    I’m not seeing any tips on the applicability of Scrum/Agile to a law practice. It works great in software development – nailing down bugs, meeting milestones, producing iterative builds, etc. But I’d like to see more on how it applies to law practice, which is significantly less iterative than software development.

    Why is it superior to the Waterfall method for a law firm? Why is it superior to lean development for a small firm?

  • Sarah

    I’ve utilized the Agile project management strategy before in an agency setting and it worked extremely well. I think the daily scrum meetings and weekly sprint meetings worked great and were extremely helpful in maximizing organization.

    But like Dan, I don’t really see how it can be effectively applied for a law firm either. With its collaborative writing, file uploads, to-dos and more, I think Basecamp is a great alternative.

  • Hi David and Sarah:

    We’ve spoken to a law firm that gained immediate results from the daily standups. Understanding what the obstacles are, and keeping people accountable help small organizations of any type, law firms included.

    In general, the more a law firm sees itself as a business and engages with measuring its performance, the more iterations will help. It keeps the team on point, accountable, and measurable.

    Per why waterfall and lean would or would not work in a law firm, good questions! I personally don’t think waterfall is a good way of doing things in general, but that’s based on personal experience. In any case, excellent questions and I look forward to exploring them in more depth in future posts.

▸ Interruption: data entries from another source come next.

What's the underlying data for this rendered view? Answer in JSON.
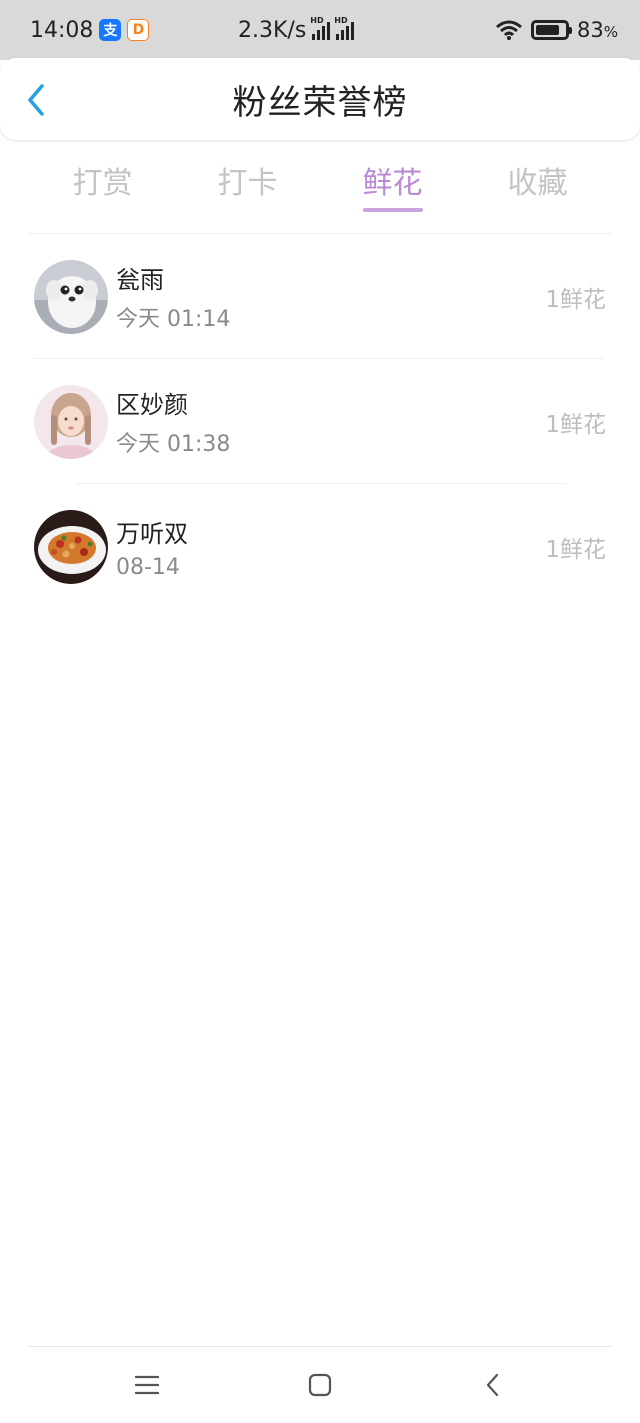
{
  "status_bar": {
    "time": "14:08",
    "network_speed": "2.3K/s",
    "battery_percent": "83",
    "battery_unit": "%",
    "battery_level": 0.83,
    "apps": [
      {
        "icon": "alipay-icon",
        "glyph": "支",
        "color": "#1677ff"
      },
      {
        "icon": "didi-icon",
        "glyph": "D",
        "color": "#f58220"
      }
    ]
  },
  "header": {
    "title": "粉丝荣誉榜",
    "back_icon": "chevron-left-icon",
    "accent_color": "#2a9ee8"
  },
  "tabs": [
    {
      "label": "打赏",
      "active": false
    },
    {
      "label": "打卡",
      "active": false
    },
    {
      "label": "鲜花",
      "active": true
    },
    {
      "label": "收藏",
      "active": false
    }
  ],
  "active_color": "#b98ad6",
  "fans": [
    {
      "name": "瓮雨",
      "time": "今天 01:14",
      "count": "1鲜花",
      "avatar": "white-dog-avatar"
    },
    {
      "name": "区妙颜",
      "time": "今天 01:38",
      "count": "1鲜花",
      "avatar": "girl-photo-avatar"
    },
    {
      "name": "万听双",
      "time": "08-14",
      "count": "1鲜花",
      "avatar": "food-dish-avatar"
    }
  ],
  "nav_bar": {
    "menu_icon": "menu-icon",
    "home_icon": "home-square-icon",
    "back_icon": "back-arrow-icon"
  }
}
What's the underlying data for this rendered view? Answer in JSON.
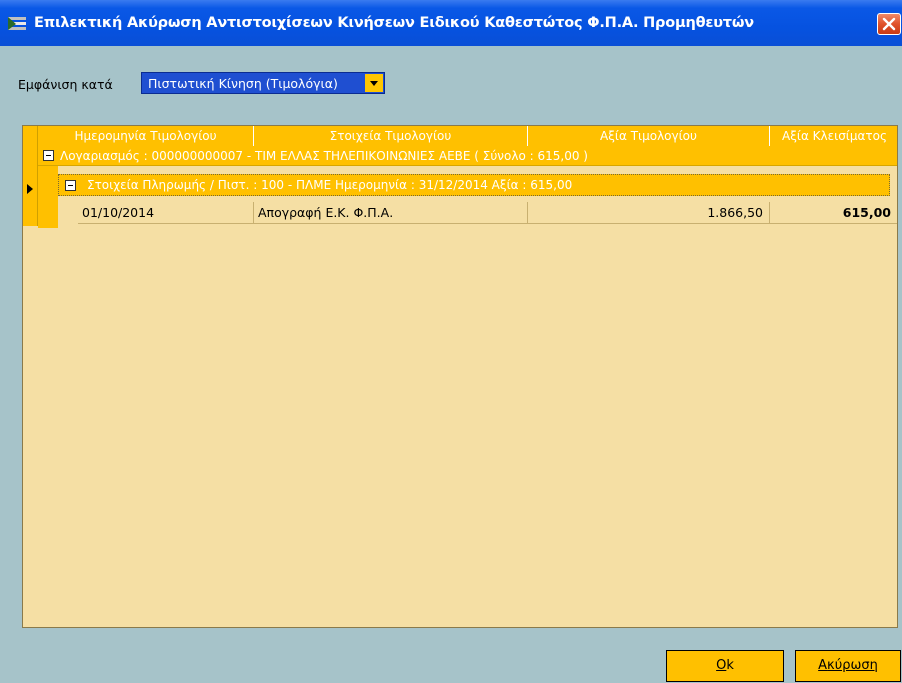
{
  "window": {
    "title": "Επιλεκτική Ακύρωση Αντιστοιχίσεων Κινήσεων Ειδικού Καθεστώτος Φ.Π.Α. Προμηθευτών"
  },
  "view": {
    "label": "Εμφάνιση κατά",
    "selected": "Πιστωτική Κίνηση (Τιμολόγια)"
  },
  "grid": {
    "columns": [
      "Ημερομηνία Τιμολογίου",
      "Στοιχεία Τιμολογίου",
      "Αξία Τιμολογίου",
      "Αξία Κλεισίματος"
    ],
    "group1": "Λογαριασμός : 000000000007 - ΤΙΜ ΕΛΛΑΣ ΤΗΛΕΠΙΚΟΙΝΩΝΙΕΣ ΑΕΒΕ ( Σύνολο : 615,00 )",
    "group2": "Στοιχεία Πληρωμής / Πιστ. : 100 - ΠΛΜΕ Ημερομηνία : 31/12/2014 Αξία : 615,00",
    "rows": [
      {
        "date": "01/10/2014",
        "details": "Απογραφή Ε.Κ. Φ.Π.Α.",
        "invoice_value": "1.866,50",
        "closing_value": "615,00"
      }
    ]
  },
  "buttons": {
    "ok": {
      "first": "O",
      "rest": "k"
    },
    "cancel": {
      "first": "Α",
      "rest": "κύρωση"
    }
  },
  "colors": {
    "titlebar": "#0652e0",
    "grid_header": "#ffc000",
    "grid_body": "#f5dfa4",
    "window_bg": "#a6c3c9"
  }
}
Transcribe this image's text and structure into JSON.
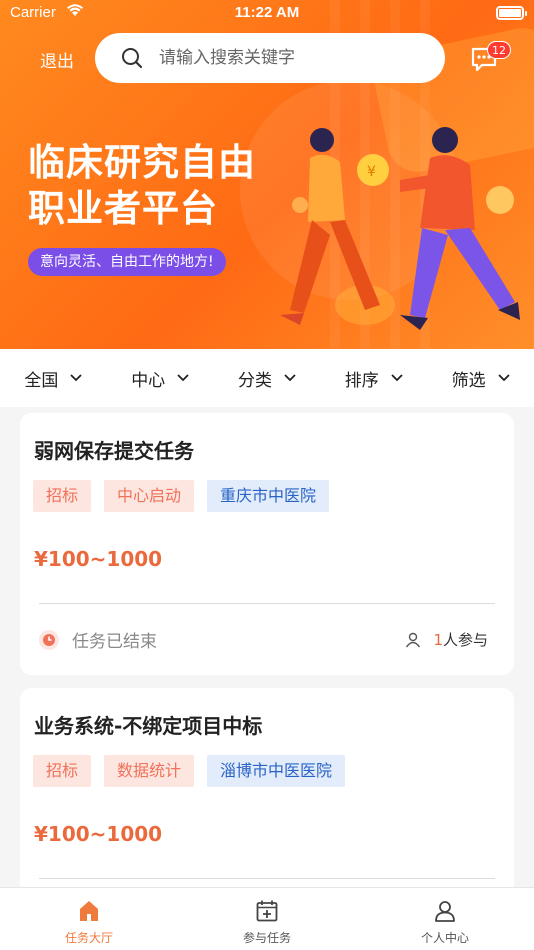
{
  "status_bar": {
    "carrier": "Carrier",
    "time": "11:22 AM"
  },
  "header": {
    "logout_label": "退出",
    "search_placeholder": "请输入搜索关键字",
    "message_badge": "12"
  },
  "banner": {
    "title_line1": "临床研究自由",
    "title_line2": "职业者平台",
    "subtitle": "意向灵活、自由工作的地方!"
  },
  "filters": [
    "全国",
    "中心",
    "分类",
    "排序",
    "筛选"
  ],
  "tasks": [
    {
      "title": "弱网保存提交任务",
      "tags": [
        "招标",
        "中心启动",
        "重庆市中医院"
      ],
      "price": "¥100~1000",
      "status": "任务已结束",
      "participants_count": "1",
      "participants_suffix": "人参与"
    },
    {
      "title": "业务系统-不绑定项目中标",
      "tags": [
        "招标",
        "数据统计",
        "淄博市中医医院"
      ],
      "price": "¥100~1000"
    }
  ],
  "tabbar": {
    "tabs": [
      "任务大厅",
      "参与任务",
      "个人中心"
    ],
    "active_index": 0,
    "accent_color": "#f07a3e"
  },
  "colors": {
    "banner_orange": "#ff6a14",
    "price": "#ea6a3d",
    "tag_red_text": "#f0725a",
    "tag_blue_text": "#2a63c8"
  }
}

  • I’m 2 years behind Larry, but I can tell you as a lawyer-project manager practitioner he is right on the money. Scrum is well-suited to the requirements uncertainty and time-sensitivity of legal projects (aka “matters”). The great challenge isn’t learning the Scrum method, but the radical change in the roles and responsibilities of legal teams, clients, and managers. Suerte!